- **Problem statement**: All records that follow are to be output exactly.
=== Data provided ===
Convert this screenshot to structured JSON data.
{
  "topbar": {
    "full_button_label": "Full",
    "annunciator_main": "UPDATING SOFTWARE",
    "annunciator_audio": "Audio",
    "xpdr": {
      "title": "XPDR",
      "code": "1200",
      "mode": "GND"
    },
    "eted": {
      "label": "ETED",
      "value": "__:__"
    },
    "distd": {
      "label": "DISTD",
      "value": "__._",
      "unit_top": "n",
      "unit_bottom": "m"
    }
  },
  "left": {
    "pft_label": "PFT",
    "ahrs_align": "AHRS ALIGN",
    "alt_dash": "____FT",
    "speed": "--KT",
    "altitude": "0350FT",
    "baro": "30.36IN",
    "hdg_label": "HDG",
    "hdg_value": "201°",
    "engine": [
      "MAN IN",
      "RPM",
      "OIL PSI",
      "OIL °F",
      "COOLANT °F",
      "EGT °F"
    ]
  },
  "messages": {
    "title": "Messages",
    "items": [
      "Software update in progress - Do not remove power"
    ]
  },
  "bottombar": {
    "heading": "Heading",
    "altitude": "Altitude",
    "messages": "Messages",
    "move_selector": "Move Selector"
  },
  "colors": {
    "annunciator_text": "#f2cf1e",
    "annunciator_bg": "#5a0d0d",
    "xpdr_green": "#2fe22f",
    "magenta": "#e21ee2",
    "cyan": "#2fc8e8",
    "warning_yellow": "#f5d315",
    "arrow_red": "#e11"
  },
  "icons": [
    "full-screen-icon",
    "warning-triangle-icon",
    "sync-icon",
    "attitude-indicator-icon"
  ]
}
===
- **Task output**:
Convert this screenshot to structured JSON data.
{
  "topbar": {
    "full_button_label": "Full",
    "annunciator_main": "UPDATING SOFTWARE",
    "annunciator_audio": "Audio",
    "xpdr": {
      "title": "XPDR",
      "code": "1200",
      "mode": "GND"
    },
    "eted": {
      "label": "ETED",
      "value": "__:__"
    },
    "distd": {
      "label": "DISTD",
      "value": "__._",
      "unit_top": "n",
      "unit_bottom": "m"
    }
  },
  "left": {
    "pft_label": "PFT",
    "ahrs_align": "AHRS ALIGN",
    "alt_dash": "____FT",
    "speed": "--KT",
    "altitude": "0350FT",
    "baro": "30.36IN",
    "hdg_label": "HDG",
    "hdg_value": "201°",
    "engine": [
      "MAN IN",
      "RPM",
      "OIL PSI",
      "OIL °F",
      "COOLANT °F",
      "EGT °F"
    ]
  },
  "messages": {
    "title": "Messages",
    "items": [
      "Software update in progress - Do not remove power"
    ]
  },
  "bottombar": {
    "heading": "Heading",
    "altitude": "Altitude",
    "messages": "Messages",
    "move_selector": "Move Selector"
  },
  "colors": {
    "annunciator_text": "#f2cf1e",
    "annunciator_bg": "#5a0d0d",
    "xpdr_green": "#2fe22f",
    "magenta": "#e21ee2",
    "cyan": "#2fc8e8",
    "warning_yellow": "#f5d315",
    "arrow_red": "#e11"
  },
  "icons": [
    "full-screen-icon",
    "warning-triangle-icon",
    "sync-icon",
    "attitude-indicator-icon"
  ]
}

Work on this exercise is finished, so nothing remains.